Aim of the task: Pictures should be excluded; otherwise, copy every entry exactly.

Study material:
━━━━━━━━━━━━━━━━
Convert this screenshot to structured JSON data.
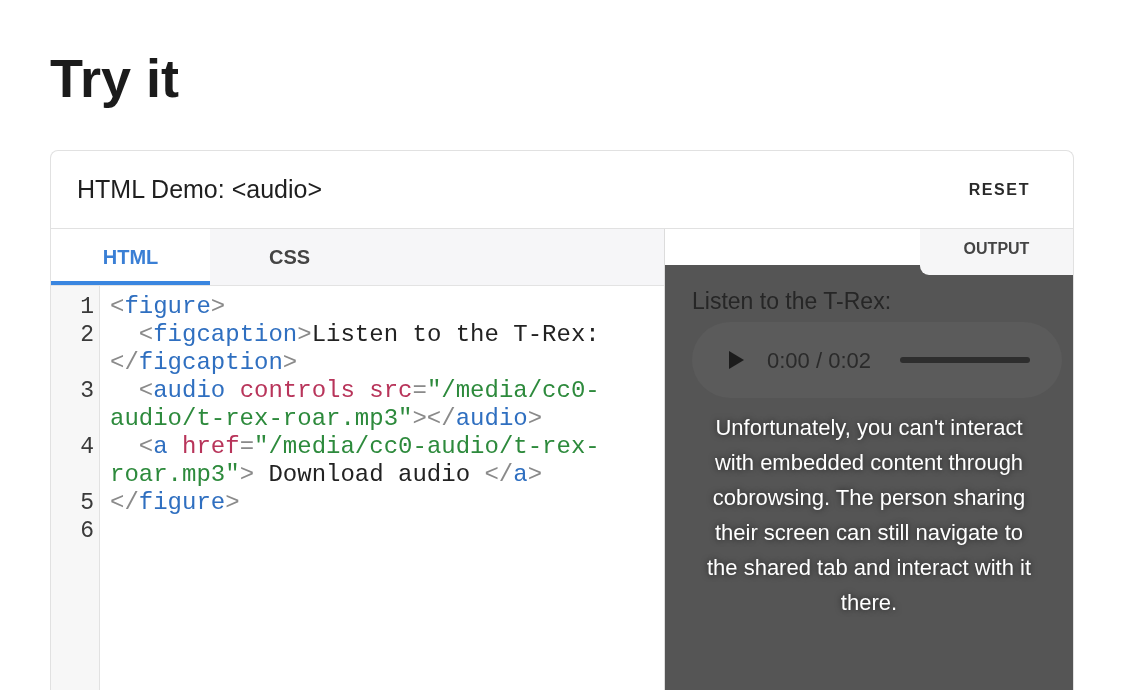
{
  "page": {
    "heading": "Try it"
  },
  "demo": {
    "title": "HTML Demo: <audio>",
    "reset_button": "RESET",
    "editor": {
      "tabs": [
        {
          "label": "HTML",
          "selected": true
        },
        {
          "label": "CSS",
          "selected": false
        }
      ],
      "lines": [
        {
          "number": "1",
          "rows": [
            {
              "tokens": [
                {
                  "kind": "punct",
                  "text": "<"
                },
                {
                  "kind": "tag",
                  "text": "figure"
                },
                {
                  "kind": "punct",
                  "text": ">"
                }
              ]
            }
          ]
        },
        {
          "number": "2",
          "rows": [
            {
              "tokens": [
                {
                  "kind": "punct",
                  "text": "  <"
                },
                {
                  "kind": "tag",
                  "text": "figcaption"
                },
                {
                  "kind": "punct",
                  "text": ">"
                },
                {
                  "kind": "text",
                  "text": "Listen to the T-Rex:"
                }
              ]
            },
            {
              "tokens": [
                {
                  "kind": "punct",
                  "text": "</"
                },
                {
                  "kind": "tag",
                  "text": "figcaption"
                },
                {
                  "kind": "punct",
                  "text": ">"
                }
              ]
            }
          ]
        },
        {
          "number": "3",
          "rows": [
            {
              "tokens": [
                {
                  "kind": "punct",
                  "text": "  <"
                },
                {
                  "kind": "tag",
                  "text": "audio"
                },
                {
                  "kind": "attr",
                  "text": " controls"
                },
                {
                  "kind": "attr",
                  "text": " src"
                },
                {
                  "kind": "punct",
                  "text": "="
                },
                {
                  "kind": "string",
                  "text": "\"/media/cc0-"
                }
              ]
            },
            {
              "tokens": [
                {
                  "kind": "string",
                  "text": "audio/t-rex-roar.mp3\""
                },
                {
                  "kind": "punct",
                  "text": "></"
                },
                {
                  "kind": "tag",
                  "text": "audio"
                },
                {
                  "kind": "punct",
                  "text": ">"
                }
              ]
            }
          ]
        },
        {
          "number": "4",
          "rows": [
            {
              "tokens": [
                {
                  "kind": "punct",
                  "text": "  <"
                },
                {
                  "kind": "tag",
                  "text": "a"
                },
                {
                  "kind": "attr",
                  "text": " href"
                },
                {
                  "kind": "punct",
                  "text": "="
                },
                {
                  "kind": "string",
                  "text": "\"/media/cc0-audio/t-rex-"
                }
              ]
            },
            {
              "tokens": [
                {
                  "kind": "string",
                  "text": "roar.mp3\""
                },
                {
                  "kind": "punct",
                  "text": ">"
                },
                {
                  "kind": "text",
                  "text": " Download audio "
                },
                {
                  "kind": "punct",
                  "text": "</"
                },
                {
                  "kind": "tag",
                  "text": "a"
                },
                {
                  "kind": "punct",
                  "text": ">"
                }
              ]
            }
          ]
        },
        {
          "number": "5",
          "rows": [
            {
              "tokens": [
                {
                  "kind": "punct",
                  "text": "</"
                },
                {
                  "kind": "tag",
                  "text": "figure"
                },
                {
                  "kind": "punct",
                  "text": ">"
                }
              ]
            }
          ]
        },
        {
          "number": "6"
        }
      ]
    },
    "output": {
      "tab": "OUTPUT",
      "caption": "Listen to the T-Rex:",
      "player": {
        "time": "0:00 / 0:02"
      },
      "notice": "Unfortunately, you can't interact with embedded content through cobrowsing. The person sharing their screen can still navigate to the shared tab and interact with it there."
    }
  }
}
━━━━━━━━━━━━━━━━
Answer to this exercise:
Convert this screenshot to structured JSON data.
{
  "page": {
    "heading": "Try it"
  },
  "demo": {
    "title": "HTML Demo: <audio>",
    "reset_button": "RESET",
    "editor": {
      "tabs": [
        {
          "label": "HTML",
          "selected": true
        },
        {
          "label": "CSS",
          "selected": false
        }
      ],
      "lines": [
        {
          "number": "1",
          "rows": [
            {
              "tokens": [
                {
                  "kind": "punct",
                  "text": "<"
                },
                {
                  "kind": "tag",
                  "text": "figure"
                },
                {
                  "kind": "punct",
                  "text": ">"
                }
              ]
            }
          ]
        },
        {
          "number": "2",
          "rows": [
            {
              "tokens": [
                {
                  "kind": "punct",
                  "text": "  <"
                },
                {
                  "kind": "tag",
                  "text": "figcaption"
                },
                {
                  "kind": "punct",
                  "text": ">"
                },
                {
                  "kind": "text",
                  "text": "Listen to the T-Rex:"
                }
              ]
            },
            {
              "tokens": [
                {
                  "kind": "punct",
                  "text": "</"
                },
                {
                  "kind": "tag",
                  "text": "figcaption"
                },
                {
                  "kind": "punct",
                  "text": ">"
                }
              ]
            }
          ]
        },
        {
          "number": "3",
          "rows": [
            {
              "tokens": [
                {
                  "kind": "punct",
                  "text": "  <"
                },
                {
                  "kind": "tag",
                  "text": "audio"
                },
                {
                  "kind": "attr",
                  "text": " controls"
                },
                {
                  "kind": "attr",
                  "text": " src"
                },
                {
                  "kind": "punct",
                  "text": "="
                },
                {
                  "kind": "string",
                  "text": "\"/media/cc0-"
                }
              ]
            },
            {
              "tokens": [
                {
                  "kind": "string",
                  "text": "audio/t-rex-roar.mp3\""
                },
                {
                  "kind": "punct",
                  "text": "></"
                },
                {
                  "kind": "tag",
                  "text": "audio"
                },
                {
                  "kind": "punct",
                  "text": ">"
                }
              ]
            }
          ]
        },
        {
          "number": "4",
          "rows": [
            {
              "tokens": [
                {
                  "kind": "punct",
                  "text": "  <"
                },
                {
                  "kind": "tag",
                  "text": "a"
                },
                {
                  "kind": "attr",
                  "text": " href"
                },
                {
                  "kind": "punct",
                  "text": "="
                },
                {
                  "kind": "string",
                  "text": "\"/media/cc0-audio/t-rex-"
                }
              ]
            },
            {
              "tokens": [
                {
                  "kind": "string",
                  "text": "roar.mp3\""
                },
                {
                  "kind": "punct",
                  "text": ">"
                },
                {
                  "kind": "text",
                  "text": " Download audio "
                },
                {
                  "kind": "punct",
                  "text": "</"
                },
                {
                  "kind": "tag",
                  "text": "a"
                },
                {
                  "kind": "punct",
                  "text": ">"
                }
              ]
            }
          ]
        },
        {
          "number": "5",
          "rows": [
            {
              "tokens": [
                {
                  "kind": "punct",
                  "text": "</"
                },
                {
                  "kind": "tag",
                  "text": "figure"
                },
                {
                  "kind": "punct",
                  "text": ">"
                }
              ]
            }
          ]
        },
        {
          "number": "6"
        }
      ]
    },
    "output": {
      "tab": "OUTPUT",
      "caption": "Listen to the T-Rex:",
      "player": {
        "time": "0:00 / 0:02"
      },
      "notice": "Unfortunately, you can't interact with embedded content through cobrowsing. The person sharing their screen can still navigate to the shared tab and interact with it there."
    }
  }
}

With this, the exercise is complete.